Dataset rows describing interfaces:
* * * * * * * * *

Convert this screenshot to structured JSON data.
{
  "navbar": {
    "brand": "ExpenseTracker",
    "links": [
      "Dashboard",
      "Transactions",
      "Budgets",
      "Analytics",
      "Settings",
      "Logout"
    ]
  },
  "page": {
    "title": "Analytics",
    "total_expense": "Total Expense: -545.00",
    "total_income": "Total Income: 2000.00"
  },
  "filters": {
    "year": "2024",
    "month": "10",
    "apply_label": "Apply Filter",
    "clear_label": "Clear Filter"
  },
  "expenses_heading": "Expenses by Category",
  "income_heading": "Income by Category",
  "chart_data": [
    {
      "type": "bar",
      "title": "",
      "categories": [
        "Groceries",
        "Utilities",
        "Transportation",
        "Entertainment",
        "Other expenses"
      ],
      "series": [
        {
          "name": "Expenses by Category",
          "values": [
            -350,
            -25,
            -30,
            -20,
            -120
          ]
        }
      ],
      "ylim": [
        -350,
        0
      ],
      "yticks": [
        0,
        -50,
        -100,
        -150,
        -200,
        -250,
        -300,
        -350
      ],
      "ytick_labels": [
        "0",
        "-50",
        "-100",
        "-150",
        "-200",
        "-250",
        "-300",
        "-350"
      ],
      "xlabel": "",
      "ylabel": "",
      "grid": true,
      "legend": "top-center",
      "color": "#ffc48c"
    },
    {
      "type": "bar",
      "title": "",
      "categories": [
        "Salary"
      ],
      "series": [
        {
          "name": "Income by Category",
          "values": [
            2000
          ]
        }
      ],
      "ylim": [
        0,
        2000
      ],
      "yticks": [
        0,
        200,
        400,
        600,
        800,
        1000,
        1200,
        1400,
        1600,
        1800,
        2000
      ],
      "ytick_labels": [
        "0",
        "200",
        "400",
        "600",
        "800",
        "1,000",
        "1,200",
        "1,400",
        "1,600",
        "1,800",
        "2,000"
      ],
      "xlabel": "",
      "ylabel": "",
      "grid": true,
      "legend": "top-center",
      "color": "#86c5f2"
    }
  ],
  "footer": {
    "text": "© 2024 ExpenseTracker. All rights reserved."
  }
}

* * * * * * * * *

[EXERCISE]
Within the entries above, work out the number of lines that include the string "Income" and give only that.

[YOUR RESPONSE]
3